One of the more unusual designs is at Anacostia station on the Green Line, which features the arched vaults of the system, but rotated 90 degrees, creating a wave-like effect. The area’s water table forced a shallower station that has little clearance with I-295 and a freight railroad above the surface.
Safety and Cleanliness: C+
Riding Metro during relatively hot weather gave me a whole new appreciation for Sound Transit and the cleanliness of Link trains. The older cars in the fleet still sport carpeted floors with visible stains of unknown origin, and seats have more than a few tears and stains themselves. The stations suffer from a lack of good cleaning, with the famous vaulted ceilings covered in a layer of grime and tracks with plenty of litter.
As for Metro’s infamous safety record, I did not run into any incidents where I really feared for my life. There were several times where the stopped train I was riding started to slide backwards while waiting to accelerate, and another where a driver seemed to overtake too hard on a curve and throw everyone to one side, but none were apparently harmed.
Metrobus and the streetcar, on the other hand, were fairly clean and felt safe with the proliferation of cameras around.
Metrorail is certainly a textbook “do this, but not this” example of how to operate a regional rail system, combining suburban commuter rail with intercity subway in a reasonable enough manner. The mistakes that Metro has had in their overall maintenance and safety is already teaching younger systems (including our own) to invest in those fields, hopefully preventing similar problems from sprouting up. I’m eager to see what steps Metro will take next to try and regain some of its lost ridership and improve the system, as SafeTrack is not scheduled to end until March.

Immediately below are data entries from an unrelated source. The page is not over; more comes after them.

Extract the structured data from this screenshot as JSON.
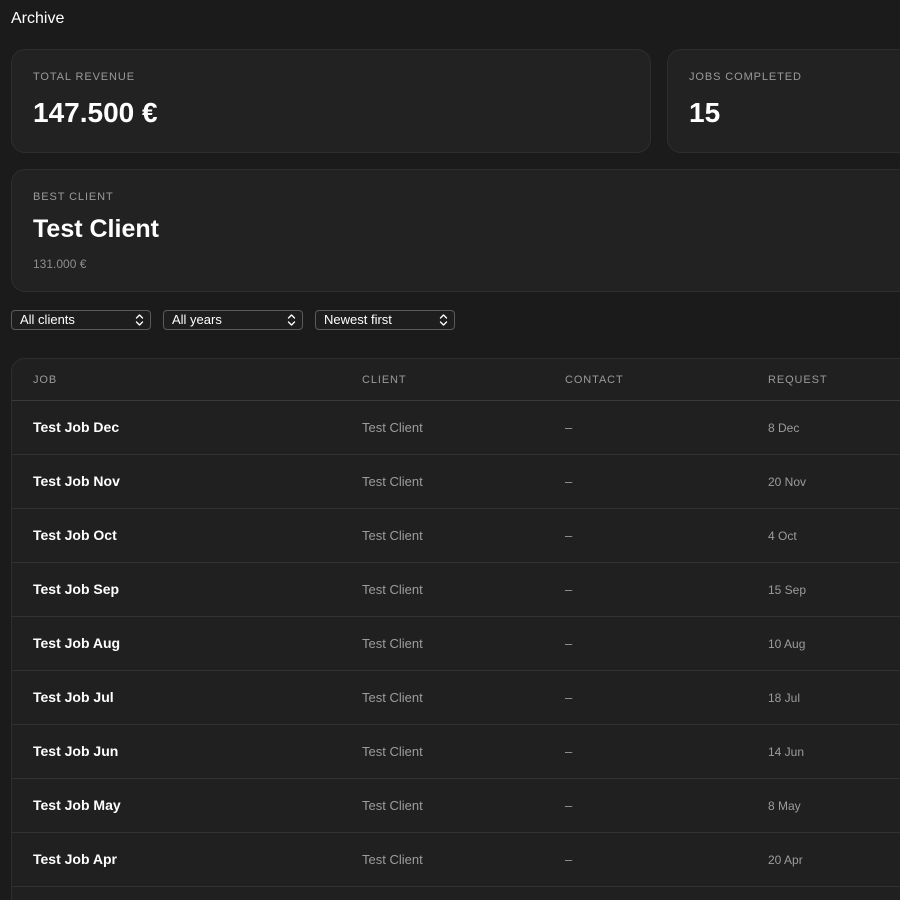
{
  "page": {
    "title": "Archive"
  },
  "stats": {
    "revenue": {
      "label": "TOTAL REVENUE",
      "value": "147.500 €"
    },
    "jobs": {
      "label": "JOBS COMPLETED",
      "value": "15"
    },
    "best_client": {
      "label": "BEST CLIENT",
      "value": "Test Client",
      "sub": "131.000 €"
    }
  },
  "filters": {
    "client": "All clients",
    "year": "All years",
    "sort": "Newest first"
  },
  "table": {
    "headers": [
      "JOB",
      "CLIENT",
      "CONTACT",
      "REQUEST"
    ],
    "rows": [
      {
        "job": "Test Job Dec",
        "client": "Test Client",
        "contact": "–",
        "request": "8 Dec"
      },
      {
        "job": "Test Job Nov",
        "client": "Test Client",
        "contact": "–",
        "request": "20 Nov"
      },
      {
        "job": "Test Job Oct",
        "client": "Test Client",
        "contact": "–",
        "request": "4 Oct"
      },
      {
        "job": "Test Job Sep",
        "client": "Test Client",
        "contact": "–",
        "request": "15 Sep"
      },
      {
        "job": "Test Job Aug",
        "client": "Test Client",
        "contact": "–",
        "request": "10 Aug"
      },
      {
        "job": "Test Job Jul",
        "client": "Test Client",
        "contact": "–",
        "request": "18 Jul"
      },
      {
        "job": "Test Job Jun",
        "client": "Test Client",
        "contact": "–",
        "request": "14 Jun"
      },
      {
        "job": "Test Job May",
        "client": "Test Client",
        "contact": "–",
        "request": "8 May"
      },
      {
        "job": "Test Job Apr",
        "client": "Test Client",
        "contact": "–",
        "request": "20 Apr"
      }
    ]
  },
  "colors": {
    "background": "#1b1b1b",
    "card": "#222222",
    "muted_text": "#9a9a9a"
  },
  "icons": {
    "select_chevron": "chevron-up-down-icon"
  }
}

For anyone interested in the Metrorail system and its history, I recommend picking up Zachary Schrag’s excellent “Great Society Subway“, an in-depth account of the system’s history and all the struggles that came with building it. For those who want to follow the current issues plaguing Metrorail, I recommend the weekly Metropocalypse podcast hosted by Martin Di Caro, a report for the region’s NPR News affiliate.